- An Iran-Israel conflict on the Golan Heights, potentially leading to Israeli and U.S. military strikes on Iran’s nuclear infrastructure, a U.S.-Iran military confrontation in the Strait of Hormuz, and an exchange of Iranian ballistic missile and Saudi airstrikes targeting each other’s oil infrastructure.
- An escalation of the Saudi-Iran proxy conflict in Yemen, leading to ballistic missile attacks on Saudi oil infrastructure, whether via the Houthis or perhaps even Iran directly.
- internal instability in Saudi Arabia caused by low oil price-imposed fiscal austerity contrasted with corruption and ostentatiousness within the royal family. The introduction of Western cultural influences into Saudi society via the National Transformation Plan will be especially threatening to the kingdom’s radical Islamists, who will undoubtedly challenge the legitimacy of the monarchy in response. If the monarchy does not address such issues carefully, its powerful clerics could agitate for its overthrow, similar to what occurred in Iran, culminating in the 1979 revolution.

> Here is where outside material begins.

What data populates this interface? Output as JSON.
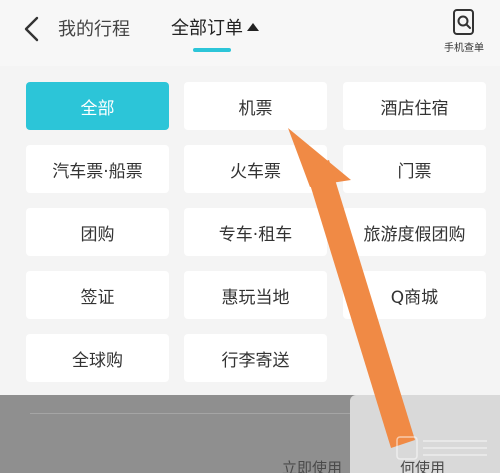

Notably, the analyst who wrote the section on Iran’s threat to Saudi Arabia in Crude Strategy did not consider Iran’s ballistic missile threat significant but cited a paper on the subject that was published in 2010. The accuracy of Iran’s ballistic missiles has undoubtedly improved since then, along with its naval capabilities. Iran has also since deployed Russia’s S-300 surface-to-air missile system, which would make it more challenging and potentially costly to degrade its military capabilities in the event of a conflict in the Strait of Hormuz or with Saudi Arabia directly.